A further benefit of the HRM approach was that the sequence type results assigned by the HRM assays were largely unaffected by sequence variation in the regions flanking the targeted mutations. Mismatches were observed in the HRM assay primer targets for several isolates, yet this did not result in the assignment of an incorrect sequence type by the HRM method. This can be attributed to the fact that upon amplification the primer sequences are incorporated into the resulting PCR product, and therefore, a PCR product can differ in its sequence composition only if the sequences internal to the primer targets are different. This is in contrast to probe-based methods, for which we have previously shown that unexpected sequence variations can have a significant impact on hybridization probe-based assays, given that these methods require a relatively large region of conserved sequence (generally about 50 bases) to accommodate both probes (28). It is highly unlikely that a hybridization probe-based approach would have been suitable for many of the targeted mutations in this study, given the extent of the sequence variation observed.

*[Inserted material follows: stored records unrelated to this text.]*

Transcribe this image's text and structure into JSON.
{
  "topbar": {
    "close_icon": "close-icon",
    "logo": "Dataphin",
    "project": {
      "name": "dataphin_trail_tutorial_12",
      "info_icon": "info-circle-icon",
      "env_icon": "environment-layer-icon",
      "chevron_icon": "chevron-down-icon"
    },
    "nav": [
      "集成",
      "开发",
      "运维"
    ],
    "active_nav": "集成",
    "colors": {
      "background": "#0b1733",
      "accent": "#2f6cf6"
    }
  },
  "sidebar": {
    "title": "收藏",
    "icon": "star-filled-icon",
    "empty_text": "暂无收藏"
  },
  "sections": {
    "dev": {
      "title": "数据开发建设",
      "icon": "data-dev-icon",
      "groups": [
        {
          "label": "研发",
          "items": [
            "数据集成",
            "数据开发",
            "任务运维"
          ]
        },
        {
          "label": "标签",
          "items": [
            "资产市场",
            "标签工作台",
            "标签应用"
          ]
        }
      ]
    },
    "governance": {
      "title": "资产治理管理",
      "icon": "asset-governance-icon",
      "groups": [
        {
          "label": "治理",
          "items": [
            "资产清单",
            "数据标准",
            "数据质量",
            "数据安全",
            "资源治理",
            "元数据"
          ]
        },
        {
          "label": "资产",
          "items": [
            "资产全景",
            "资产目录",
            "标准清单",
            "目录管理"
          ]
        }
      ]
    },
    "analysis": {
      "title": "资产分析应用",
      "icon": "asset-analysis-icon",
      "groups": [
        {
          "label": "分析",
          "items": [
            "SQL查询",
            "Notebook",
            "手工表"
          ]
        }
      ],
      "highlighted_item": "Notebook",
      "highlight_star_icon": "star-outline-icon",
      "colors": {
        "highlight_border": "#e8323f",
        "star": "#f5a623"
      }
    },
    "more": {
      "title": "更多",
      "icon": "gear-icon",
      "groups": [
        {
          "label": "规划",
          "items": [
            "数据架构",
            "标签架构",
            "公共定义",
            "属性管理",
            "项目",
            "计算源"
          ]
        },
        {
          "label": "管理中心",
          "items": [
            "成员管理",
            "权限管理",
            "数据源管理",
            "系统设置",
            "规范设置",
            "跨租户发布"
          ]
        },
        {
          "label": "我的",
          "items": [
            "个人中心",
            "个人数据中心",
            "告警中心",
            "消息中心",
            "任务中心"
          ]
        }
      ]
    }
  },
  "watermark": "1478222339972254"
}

The only obvious impact that sequence variation in primer targets did have on the HRM assays was for isolates with the previously described mosaic penA sequence and those with the porB1a genes, which failed to be amplified in the penA 345A and porB HRM assays, respectively. We do not consider this to be a major limitation, given that these isolates were identified as variants by the HRM methods, enabling them to be flagged for DNA sequencing or testing by an alternative detection method. It should be noted that unexpected mutations in primer targets do have the potential to affect the accuracy of allele-specific PCR results. However, such problems were not observed in this study, presumably because the two mutations that were observed in the forward primer of the mtrR promoter allele-specific PCR (Table (Table3)3) were not in the extreme 3′ end of the primer.
In conclusion, we found that the heat denaturation DNA preparation method combined with SYBR green-based real-time PCR offers a simple, rapid, and inexpensive means of detecting N. gonorrhoeae mutations associated with antimicrobial resistance. The use of this approach has the potential to enhance public health-based surveillance for antimicrobial resistance in gonococci and to further our currently incomplete understanding of gonococcal genetic resistance mechanisms and the relationships between the different molecular changes and their effects on phenotypic resistance. Furthermore, we believe that these methods could be applied in other settings for the detection of polymorphisms associated with phenotypes of interest in microbiology and other areas of genetic research.
Published ahead of print on 15 June 2009.